------ DATA FOR PROCESSING ------
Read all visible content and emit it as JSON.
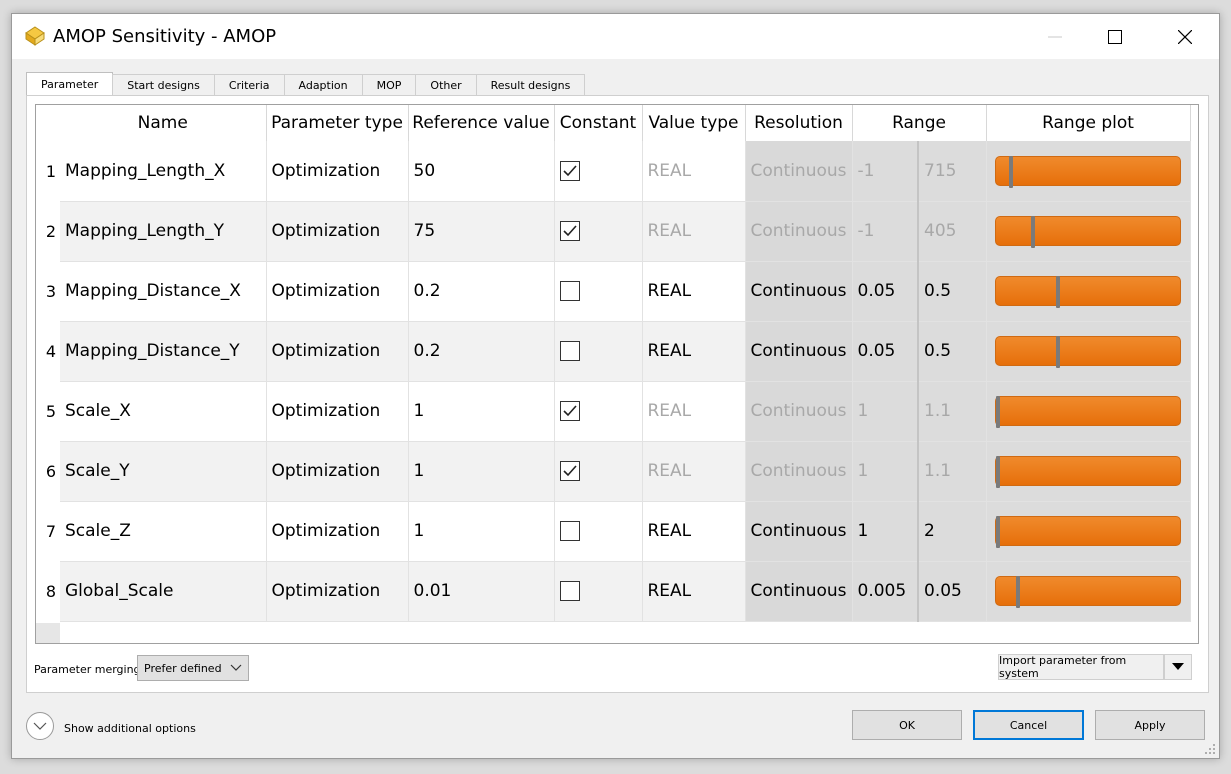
{
  "window": {
    "title": "AMOP Sensitivity - AMOP"
  },
  "tabs": [
    "Parameter",
    "Start designs",
    "Criteria",
    "Adaption",
    "MOP",
    "Other",
    "Result designs"
  ],
  "table": {
    "columns": [
      "Name",
      "Parameter type",
      "Reference value",
      "Constant",
      "Value type",
      "Resolution",
      "Range",
      "Range plot"
    ],
    "rows": [
      {
        "num": "1",
        "name": "Mapping_Length_X",
        "ptype": "Optimization",
        "ref": "50",
        "constant": true,
        "vtype": "REAL",
        "res": "Continuous",
        "min": "-1",
        "max": "715",
        "plot_pos": 0.07
      },
      {
        "num": "2",
        "name": "Mapping_Length_Y",
        "ptype": "Optimization",
        "ref": "75",
        "constant": true,
        "vtype": "REAL",
        "res": "Continuous",
        "min": "-1",
        "max": "405",
        "plot_pos": 0.19
      },
      {
        "num": "3",
        "name": "Mapping_Distance_X",
        "ptype": "Optimization",
        "ref": "0.2",
        "constant": false,
        "vtype": "REAL",
        "res": "Continuous",
        "min": "0.05",
        "max": "0.5",
        "plot_pos": 0.33
      },
      {
        "num": "4",
        "name": "Mapping_Distance_Y",
        "ptype": "Optimization",
        "ref": "0.2",
        "constant": false,
        "vtype": "REAL",
        "res": "Continuous",
        "min": "0.05",
        "max": "0.5",
        "plot_pos": 0.33
      },
      {
        "num": "5",
        "name": "Scale_X",
        "ptype": "Optimization",
        "ref": "1",
        "constant": true,
        "vtype": "REAL",
        "res": "Continuous",
        "min": "1",
        "max": "1.1",
        "plot_pos": 0.0
      },
      {
        "num": "6",
        "name": "Scale_Y",
        "ptype": "Optimization",
        "ref": "1",
        "constant": true,
        "vtype": "REAL",
        "res": "Continuous",
        "min": "1",
        "max": "1.1",
        "plot_pos": 0.0
      },
      {
        "num": "7",
        "name": "Scale_Z",
        "ptype": "Optimization",
        "ref": "1",
        "constant": false,
        "vtype": "REAL",
        "res": "Continuous",
        "min": "1",
        "max": "2",
        "plot_pos": 0.0
      },
      {
        "num": "8",
        "name": "Global_Scale",
        "ptype": "Optimization",
        "ref": "0.01",
        "constant": false,
        "vtype": "REAL",
        "res": "Continuous",
        "min": "0.005",
        "max": "0.05",
        "plot_pos": 0.11
      }
    ]
  },
  "merging": {
    "label": "Parameter merging:",
    "value": "Prefer defined"
  },
  "import_button": "Import parameter from system",
  "options_label": "Show additional options",
  "buttons": {
    "ok": "OK",
    "cancel": "Cancel",
    "apply": "Apply"
  }
}
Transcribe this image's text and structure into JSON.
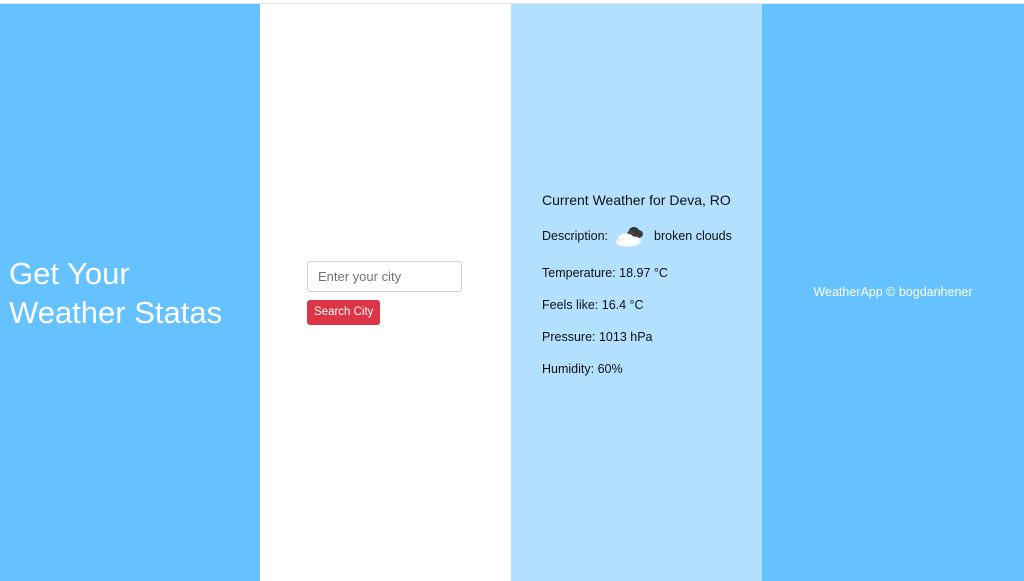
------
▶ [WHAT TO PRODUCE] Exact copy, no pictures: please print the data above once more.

▶ [COMPLETED TASK]
Read all visible content and emit it as JSON.
{
  "window": {
    "title": "AMOP Sensitivity - AMOP"
  },
  "tabs": [
    "Parameter",
    "Start designs",
    "Criteria",
    "Adaption",
    "MOP",
    "Other",
    "Result designs"
  ],
  "table": {
    "columns": [
      "Name",
      "Parameter type",
      "Reference value",
      "Constant",
      "Value type",
      "Resolution",
      "Range",
      "Range plot"
    ],
    "rows": [
      {
        "num": "1",
        "name": "Mapping_Length_X",
        "ptype": "Optimization",
        "ref": "50",
        "constant": true,
        "vtype": "REAL",
        "res": "Continuous",
        "min": "-1",
        "max": "715",
        "plot_pos": 0.07
      },
      {
        "num": "2",
        "name": "Mapping_Length_Y",
        "ptype": "Optimization",
        "ref": "75",
        "constant": true,
        "vtype": "REAL",
        "res": "Continuous",
        "min": "-1",
        "max": "405",
        "plot_pos": 0.19
      },
      {
        "num": "3",
        "name": "Mapping_Distance_X",
        "ptype": "Optimization",
        "ref": "0.2",
        "constant": false,
        "vtype": "REAL",
        "res": "Continuous",
        "min": "0.05",
        "max": "0.5",
        "plot_pos": 0.33
      },
      {
        "num": "4",
        "name": "Mapping_Distance_Y",
        "ptype": "Optimization",
        "ref": "0.2",
        "constant": false,
        "vtype": "REAL",
        "res": "Continuous",
        "min": "0.05",
        "max": "0.5",
        "plot_pos": 0.33
      },
      {
        "num": "5",
        "name": "Scale_X",
        "ptype": "Optimization",
        "ref": "1",
        "constant": true,
        "vtype": "REAL",
        "res": "Continuous",
        "min": "1",
        "max": "1.1",
        "plot_pos": 0.0
      },
      {
        "num": "6",
        "name": "Scale_Y",
        "ptype": "Optimization",
        "ref": "1",
        "constant": true,
        "vtype": "REAL",
        "res": "Continuous",
        "min": "1",
        "max": "1.1",
        "plot_pos": 0.0
      },
      {
        "num": "7",
        "name": "Scale_Z",
        "ptype": "Optimization",
        "ref": "1",
        "constant": false,
        "vtype": "REAL",
        "res": "Continuous",
        "min": "1",
        "max": "2",
        "plot_pos": 0.0
      },
      {
        "num": "8",
        "name": "Global_Scale",
        "ptype": "Optimization",
        "ref": "0.01",
        "constant": false,
        "vtype": "REAL",
        "res": "Continuous",
        "min": "0.005",
        "max": "0.05",
        "plot_pos": 0.11
      }
    ]
  },
  "merging": {
    "label": "Parameter merging:",
    "value": "Prefer defined"
  },
  "import_button": "Import parameter from system",
  "options_label": "Show additional options",
  "buttons": {
    "ok": "OK",
    "cancel": "Cancel",
    "apply": "Apply"
  }
}
Transcribe this image's text and structure into JSON.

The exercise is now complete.